  13. ^ Doane, pp. 50–51.
  14. ^ Peter J. Lucas, "Some Aspects of "Genesis B" as Old English Verse", Proceedings of the Royal Irish Academy, Section C, Volume 88 (1988) 143–78, p. 172.
  15. ^ Andrew Cole, "Jewish Apocrypha and Christian Epistemologies of the Fall: The Dialogi of Gregory the Great and the Old Saxon Genesis", in Rome and the North: The Early Reception of Gregory the Great in Germanic Europe, ed. Rolf H. Bremmer, Jr., Kees Dekker and David F. Johnson, Mediaevalia Groningana new series 4, Paris / Sterling, Virginia: Peeters, 2001, ISBN 9789042910546, pp. 157–88, pp. 158–59.
  16. ^ Thomas D. Hill, "Pilate's Visionary Wife and the Innocence of Eve: An Old Saxon Source for the Old English Genesis B", The Journal of English and Germanic Philology 101.2 (2002) 170–84, pp. 171, 173.
  17. ^ Cole, pp. 15960, 187.
  18. ^ Doane, pp. 95–96.
  19. ^ Thomas N. Hall, The Saxon Genesis: An Edition of the West Saxon "Genesis B" and the Old Saxon "Vatican Genesis". by A. N. Doane. Review, The Journal of English and Germanic Philology 94.5 (1995) 556–59, p. 558.
  20. ^ Hill, p. 181.
  21. ^ Doane, pp. 102–06.
  22. ^ Hill, pp. 178–79, 183.

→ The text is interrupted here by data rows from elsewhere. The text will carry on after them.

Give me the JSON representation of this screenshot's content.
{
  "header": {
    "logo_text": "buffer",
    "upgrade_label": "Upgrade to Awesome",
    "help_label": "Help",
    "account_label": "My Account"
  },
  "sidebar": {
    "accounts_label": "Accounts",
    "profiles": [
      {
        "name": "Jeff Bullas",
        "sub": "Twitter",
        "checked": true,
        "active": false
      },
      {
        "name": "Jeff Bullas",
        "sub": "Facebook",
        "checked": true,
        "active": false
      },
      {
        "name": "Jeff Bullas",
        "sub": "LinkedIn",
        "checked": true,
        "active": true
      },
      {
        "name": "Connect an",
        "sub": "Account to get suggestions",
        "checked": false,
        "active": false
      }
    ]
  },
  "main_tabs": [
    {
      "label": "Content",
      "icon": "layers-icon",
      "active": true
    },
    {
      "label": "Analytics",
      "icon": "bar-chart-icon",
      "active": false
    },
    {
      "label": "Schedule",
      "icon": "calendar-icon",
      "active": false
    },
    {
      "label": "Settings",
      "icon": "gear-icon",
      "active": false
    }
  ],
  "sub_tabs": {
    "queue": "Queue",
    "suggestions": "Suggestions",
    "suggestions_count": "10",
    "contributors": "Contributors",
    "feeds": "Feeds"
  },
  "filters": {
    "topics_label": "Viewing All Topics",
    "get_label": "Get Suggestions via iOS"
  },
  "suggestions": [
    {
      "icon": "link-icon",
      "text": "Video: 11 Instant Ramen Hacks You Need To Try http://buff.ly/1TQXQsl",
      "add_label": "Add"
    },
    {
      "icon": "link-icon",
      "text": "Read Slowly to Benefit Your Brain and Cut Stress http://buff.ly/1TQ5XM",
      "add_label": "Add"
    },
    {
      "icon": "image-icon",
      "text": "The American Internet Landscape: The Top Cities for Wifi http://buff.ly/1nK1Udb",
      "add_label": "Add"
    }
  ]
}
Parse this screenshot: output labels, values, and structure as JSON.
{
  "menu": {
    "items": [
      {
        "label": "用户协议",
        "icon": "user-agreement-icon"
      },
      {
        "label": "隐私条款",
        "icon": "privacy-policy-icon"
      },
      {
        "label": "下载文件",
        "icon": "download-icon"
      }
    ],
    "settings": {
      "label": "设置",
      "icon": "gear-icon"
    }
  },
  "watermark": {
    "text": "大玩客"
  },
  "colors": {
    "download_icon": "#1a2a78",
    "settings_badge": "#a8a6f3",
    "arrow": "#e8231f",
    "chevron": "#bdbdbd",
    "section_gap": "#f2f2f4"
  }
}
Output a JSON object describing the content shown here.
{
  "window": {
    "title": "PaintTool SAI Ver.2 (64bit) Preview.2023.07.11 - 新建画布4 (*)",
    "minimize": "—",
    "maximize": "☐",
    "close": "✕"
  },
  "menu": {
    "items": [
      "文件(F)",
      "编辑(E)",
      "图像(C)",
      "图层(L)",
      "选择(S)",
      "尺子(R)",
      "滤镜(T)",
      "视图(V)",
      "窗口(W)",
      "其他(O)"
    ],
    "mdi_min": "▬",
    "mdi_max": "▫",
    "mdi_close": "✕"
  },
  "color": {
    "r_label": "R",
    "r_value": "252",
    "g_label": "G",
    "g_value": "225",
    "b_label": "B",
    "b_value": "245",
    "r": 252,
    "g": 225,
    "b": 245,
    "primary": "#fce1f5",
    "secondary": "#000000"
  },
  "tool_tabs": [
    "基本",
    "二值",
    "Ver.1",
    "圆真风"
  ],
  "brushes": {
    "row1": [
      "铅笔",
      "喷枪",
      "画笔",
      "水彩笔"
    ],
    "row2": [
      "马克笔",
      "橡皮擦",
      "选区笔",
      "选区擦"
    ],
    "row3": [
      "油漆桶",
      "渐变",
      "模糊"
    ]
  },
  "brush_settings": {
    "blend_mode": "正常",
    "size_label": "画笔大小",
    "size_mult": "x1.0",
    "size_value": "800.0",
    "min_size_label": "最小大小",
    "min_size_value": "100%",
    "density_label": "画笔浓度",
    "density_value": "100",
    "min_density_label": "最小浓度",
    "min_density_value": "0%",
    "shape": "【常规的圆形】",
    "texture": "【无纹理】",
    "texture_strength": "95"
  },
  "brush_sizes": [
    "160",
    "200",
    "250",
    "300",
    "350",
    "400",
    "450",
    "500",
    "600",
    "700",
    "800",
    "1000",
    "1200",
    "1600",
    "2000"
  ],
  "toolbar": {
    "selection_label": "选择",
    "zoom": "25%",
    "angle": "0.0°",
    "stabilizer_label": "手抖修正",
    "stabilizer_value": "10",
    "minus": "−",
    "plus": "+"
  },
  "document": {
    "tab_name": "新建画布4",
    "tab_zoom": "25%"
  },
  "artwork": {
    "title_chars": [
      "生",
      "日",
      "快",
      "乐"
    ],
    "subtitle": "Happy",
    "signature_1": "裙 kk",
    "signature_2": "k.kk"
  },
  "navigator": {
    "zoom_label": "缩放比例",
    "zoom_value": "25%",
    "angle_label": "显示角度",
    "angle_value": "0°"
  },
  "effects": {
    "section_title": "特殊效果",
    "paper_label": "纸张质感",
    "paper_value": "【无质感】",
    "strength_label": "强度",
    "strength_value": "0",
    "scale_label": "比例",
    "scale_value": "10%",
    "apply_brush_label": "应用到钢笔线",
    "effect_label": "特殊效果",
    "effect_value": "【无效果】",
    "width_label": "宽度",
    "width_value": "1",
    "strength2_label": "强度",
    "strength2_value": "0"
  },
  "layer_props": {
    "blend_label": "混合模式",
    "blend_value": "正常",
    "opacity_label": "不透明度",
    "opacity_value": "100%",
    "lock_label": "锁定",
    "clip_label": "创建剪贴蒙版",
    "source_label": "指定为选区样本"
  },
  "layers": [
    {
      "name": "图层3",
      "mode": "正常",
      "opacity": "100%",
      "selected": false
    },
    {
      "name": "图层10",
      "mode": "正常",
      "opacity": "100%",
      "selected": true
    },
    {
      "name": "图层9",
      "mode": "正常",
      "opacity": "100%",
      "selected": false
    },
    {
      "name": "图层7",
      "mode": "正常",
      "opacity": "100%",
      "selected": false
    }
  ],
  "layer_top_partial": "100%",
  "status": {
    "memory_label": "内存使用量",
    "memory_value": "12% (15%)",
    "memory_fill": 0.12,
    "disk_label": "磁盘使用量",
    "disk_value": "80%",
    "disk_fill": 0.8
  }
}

  • Karl Friedrich Wilhelm Zangemeister and Wilhelm Braune. Bruchstücke der altsächsischen Bibeldichtung, aus der Bibliotheca palatina. Neue Heidelberger Jahrbücher 4 (1894) 205–94 (with facsimile). Heidelberg: Koester, 1894. OCLC 10626142 (without facsimile) (in German)
  • Otto Behaghel. Heliand und Genesis. Altdeutsche Textbibliothek 4. 1903. 9th ed. rev. Burkhard Taeger. Tübingen: Niemeyer, 1984. ISBN 9783484200036 (with Heliand) (in German)
  • Alger N. Doane. The Saxon Genesis: An Edition of the West Saxon 'Genesis B' and the Old Saxon Vatican 'Genesis'. Madison, Wisconsin / London: University of Wisconsin, 1991. ISBN 9780299128005 (with Genesis B)
  • Ute Schwab with Ludwig Schuba and Hartmut Kugler. Die Bruchstücke der altsächsischen Genesis und ihrer altenglischen Übertragung: Einführung, Textwiedergaben und Übersetzungen, Abbildung der gesamten Überlieferung. Litterae 29. Göppingen: Kümmerle, 1991. ISBN 9783874522168 (with Genesis B and facsimile) (in German)

External linksEdit

  • Text based on Behaghel's 1948 edition